The group is mainly comprised of people from Hawthorne, California, named Wilson … there’s Brian, Dennis, Carl, and their Dad, Murry Wilson, a long-time songwriter who acts as manager for the outfit. Then there’s the boys' talented cousin, Mike Love … who sings both the lead tenor and deep bass parts in their unusual vocal arrangements. … [and] young David Marks, a neighbor of the Wilsons who plays a driving rhythm guitar. Brian, the oldest of the Wilson boys, is the group’s leader and vocal arranger. Carl is the very accomplished lead guitarist, while brother Dennis sings and plays the drums. None of them, incidentally, had any formal training, but they all grew up in an atmosphere where music was a regular part of their lives.
— excerpt taken from the album's original liner notes

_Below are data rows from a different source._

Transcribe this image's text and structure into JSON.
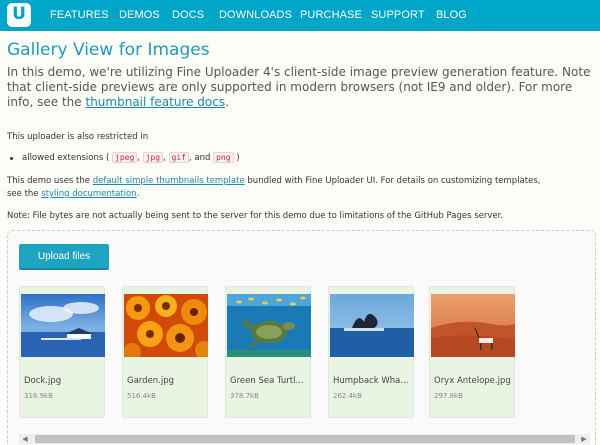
{
  "nav": {
    "items": [
      "FEATURES",
      "DEMOS",
      "DOCS",
      "DOWNLOADS",
      "PURCHASE",
      "SUPPORT",
      "BLOG"
    ]
  },
  "page": {
    "title": "Gallery View for Images",
    "intro_text": "In this demo, we're utilizing Fine Uploader 4's client-side image preview generation feature. Note that client-side previews are only supported in modern browsers (not IE9 and older). For more info, see the ",
    "intro_link": "thumbnail feature docs",
    "intro_end": ".",
    "restricted_text": "This uploader is also restricted in",
    "extensions_prefix": "allowed extensions (",
    "extensions": [
      "jpeg",
      "jpg",
      "gif",
      "png"
    ],
    "extensions_and": "and",
    "extensions_suffix": ")",
    "template_text_1": "This demo uses the ",
    "template_link": "default simple thumbnails template",
    "template_text_2": " bundled with Fine Uploader UI. For details on customizing templates,",
    "styling_text_1": "see the ",
    "styling_link": "styling documentation",
    "styling_text_2": ".",
    "note_text": "Note: File bytes are not actually being sent to the server for this demo due to limitations of the GitHub Pages server."
  },
  "uploader": {
    "button_label": "Upload files",
    "files": [
      {
        "name": "Dock.jpg",
        "size": "316.9kB"
      },
      {
        "name": "Garden.jpg",
        "size": "516.4kB"
      },
      {
        "name": "Green Sea Turtl...",
        "size": "378.7kB"
      },
      {
        "name": "Humpback Wha...",
        "size": "262.4kB"
      },
      {
        "name": "Oryx Antelope.jpg",
        "size": "297.8kB"
      }
    ]
  },
  "colors": {
    "brand": "#00a6c7",
    "title": "#1a9cc2",
    "button": "#1ea3c1",
    "card": "#e9f4e2"
  }
}
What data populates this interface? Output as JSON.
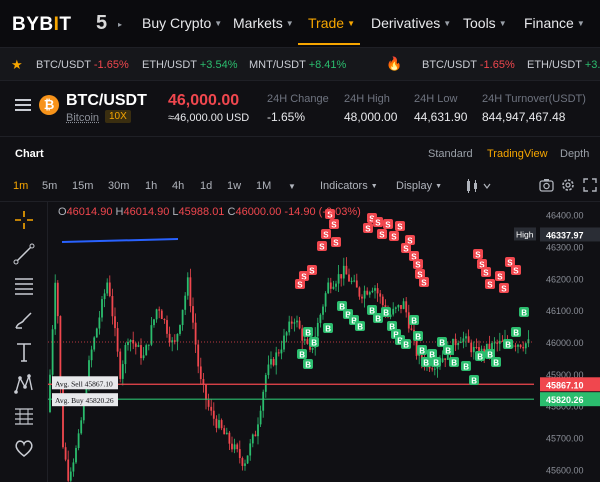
{
  "brand": {
    "logo_text": "BYB",
    "logo_dot": "I",
    "logo_tail": "T",
    "five_label": "5"
  },
  "nav": {
    "items": [
      {
        "label": "Buy Crypto",
        "caret": "▼",
        "active": false
      },
      {
        "label": "Markets",
        "caret": "▼",
        "active": false
      },
      {
        "label": "Trade",
        "caret": "▼",
        "active": true
      },
      {
        "label": "Derivatives",
        "caret": "▼",
        "active": false
      },
      {
        "label": "Tools",
        "caret": "▼",
        "active": false
      },
      {
        "label": "Finance",
        "caret": "▼",
        "active": false
      }
    ]
  },
  "ticker": [
    {
      "pair": "BTC/USDT",
      "change": "-1.65%",
      "dir": "neg"
    },
    {
      "pair": "ETH/USDT",
      "change": "+3.54%",
      "dir": "pos"
    },
    {
      "pair": "MNT/USDT",
      "change": "+8.41%",
      "dir": "pos"
    },
    {
      "pair": "BTC/USDT",
      "change": "-1.65%",
      "dir": "neg"
    },
    {
      "pair": "ETH/USDT",
      "change": "+3.",
      "dir": "pos"
    }
  ],
  "pair": {
    "name": "BTC/USDT",
    "asset": "Bitcoin",
    "leverage": "10X",
    "price": "46,000.00",
    "price_usd": "≈46,000.00 USD",
    "stats": [
      {
        "label": "24H Change",
        "value": "-1.65%",
        "dir": "neg"
      },
      {
        "label": "24H High",
        "value": "48,000.00",
        "dir": ""
      },
      {
        "label": "24H Low",
        "value": "44,631.90",
        "dir": ""
      },
      {
        "label": "24H Turnover(USDT)",
        "value": "844,947,467.48",
        "dir": ""
      }
    ]
  },
  "chart_header": {
    "title": "Chart",
    "modes": [
      {
        "label": "Standard",
        "active": false
      },
      {
        "label": "TradingView",
        "active": true
      },
      {
        "label": "Depth",
        "active": false
      }
    ]
  },
  "toolbar": {
    "timeframes": [
      {
        "label": "1m",
        "active": true
      },
      {
        "label": "5m",
        "active": false
      },
      {
        "label": "15m",
        "active": false
      },
      {
        "label": "30m",
        "active": false
      },
      {
        "label": "1h",
        "active": false
      },
      {
        "label": "4h",
        "active": false
      },
      {
        "label": "1d",
        "active": false
      },
      {
        "label": "1w",
        "active": false
      },
      {
        "label": "1M",
        "active": false
      }
    ],
    "more_caret": "▼",
    "indicators_label": "Indicators",
    "display_label": "Display"
  },
  "ohlc": {
    "o_key": "O",
    "o_val": "46014.90",
    "h_key": "H",
    "h_val": "46014.90",
    "l_key": "L",
    "l_val": "45988.01",
    "c_key": "C",
    "c_val": "46000.00",
    "change": "-14.90 (-0.03%)"
  },
  "chart_data": {
    "type": "candlestick",
    "y_ticks": [
      46400,
      46300,
      46200,
      46100,
      46000,
      45900,
      45800,
      45700,
      45600
    ],
    "y_tick_labels": [
      "46400.00",
      "46300.00",
      "46200.00",
      "46100.00",
      "46000.00",
      "45900.00",
      "45800.00",
      "45700.00",
      "45600.00"
    ],
    "ylim": [
      45560,
      46440
    ],
    "current_price": 46000,
    "high_marker": {
      "label": "High",
      "value": 46337.97,
      "value_label": "46337.97"
    },
    "avg_sell": {
      "label": "Avg. Sell 45867.10",
      "value": 45867.1,
      "value_label": "45867.10"
    },
    "avg_buy": {
      "label": "Avg. Buy 45820.26",
      "value": 45820.26,
      "value_label": "45820.26"
    },
    "buy_marker_label": "B",
    "sell_marker_label": "S",
    "up_color": "#2bbd6e",
    "down_color": "#f0474e",
    "trend_line_color": "#2962ff"
  },
  "colors": {
    "accent": "#f7a600",
    "negative": "#f0474e",
    "positive": "#2bbd6e",
    "background": "#101014"
  }
}
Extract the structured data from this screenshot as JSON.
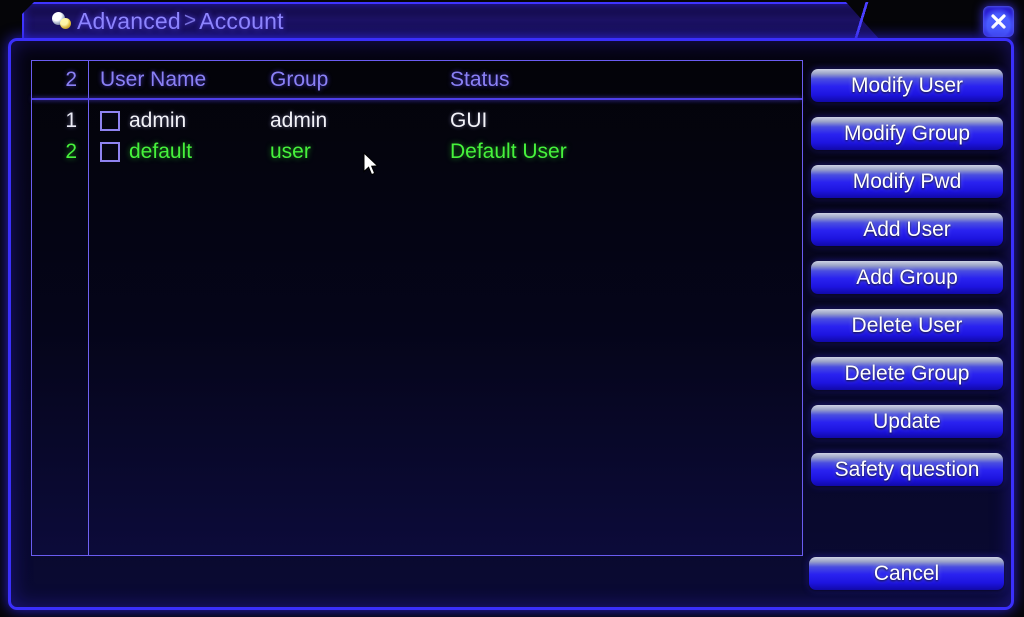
{
  "window": {
    "title_prefix": "Advanced",
    "title_separator": ">",
    "title_current": "Account",
    "title_icon": "account-key-icon",
    "close_icon": "close-icon",
    "close_label": "X"
  },
  "table": {
    "headers": {
      "count": "2",
      "user_name": "User Name",
      "group": "Group",
      "status": "Status"
    },
    "rows": [
      {
        "index": "1",
        "user_name": "admin",
        "group": "admin",
        "status": "GUI",
        "checked": false,
        "color": "#f2f2f8"
      },
      {
        "index": "2",
        "user_name": "default",
        "group": "user",
        "status": "Default User",
        "checked": false,
        "color": "#46f23c"
      }
    ]
  },
  "buttons": [
    {
      "label": "Modify User",
      "name": "modify-user-button"
    },
    {
      "label": "Modify Group",
      "name": "modify-group-button"
    },
    {
      "label": "Modify Pwd",
      "name": "modify-pwd-button"
    },
    {
      "label": "Add User",
      "name": "add-user-button"
    },
    {
      "label": "Add Group",
      "name": "add-group-button"
    },
    {
      "label": "Delete User",
      "name": "delete-user-button"
    },
    {
      "label": "Delete Group",
      "name": "delete-group-button"
    },
    {
      "label": "Update",
      "name": "update-button"
    },
    {
      "label": "Safety question",
      "name": "safety-question-button"
    }
  ],
  "cancel": {
    "label": "Cancel"
  },
  "colors": {
    "accent_border": "#3a2ffb",
    "title_text": "#8f86ff",
    "header_text": "#8a80f5",
    "value_white": "#f2f2f8",
    "value_green": "#46f23c",
    "button_blue": "#2a23f0",
    "background": "#050508"
  }
}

In the autumn of 1961, cousins Brian Wilson and Mike Love composed a song on surfing, titled "Surfin'" at the behest of Brian's younger sibling, Dennis Wilson. They quickly formed a band, bringing in the youngest Wilson brother Carl on lead guitar and Brian's high school friend Al Jardine on rhythm guitar. Brian took up bass, Dennis the drums and Mike would be the frontman, while they all would harmonize vocals arranged by Brian. Released that December, produced by Hite Morgan, and backed by "Luau", "Surfin'" made number 75 in the US Top 100 in early 1962.
Father Murry Wilson became the band's manager. He submitted a professionally recorded demo tape to Capitol Records that spring. The Beach Boys were signed and "Surfin' Safari" b/w "409" (from the April 1962 demo tape) was released as a single that June. Al Jardine left the band after the recording of the song "Surfin'" but before the demo session and album session, replaced by Wilson-family friend David Marks— Jardine would rejoin to form a six-member band in the fall of 1963, appearing on the third studio album. With both "Surfin' Safari" and "409" becoming hits (the former reaching US number 14), Capitol Records approved a full album. Brian Wilson, who regularly collaborated with Mike Love and Gary Usher, contributed the songs that made up the bulk of the LP.
The second single, "Ten Little Indians", was less successful, reaching only number 49, with Brian feeling that "Chug-A-Lug" would have made a better follow-up. Though Mike and Brian are the most prominent singers, Dennis makes his first vocal appearance on "Little Girl (You're My Miss America)" (shown as "Little Miss America" on the album cover).
The album was released through Capitol on October 1, 1962 and peaked at number 32 in its 37-week run on the US charts. In the UK, the album was not released until April 1963, and failed to chart.
Richie Unterberger, in a retrospective review for AllMusic, feels that most of the songs are substandard, but that as the album was recorded by the Beach Boys themselves rather than session musicians it does offer an opportunity to hear what the band sounded like in the studio.
4 of the 12 songs on the album have been performed live in concert by the Beach Boys. "Surfin' Safari" and "409" are regulars in set lists while "Surfin'" and "Summertime Blues" have been played with varying frequency.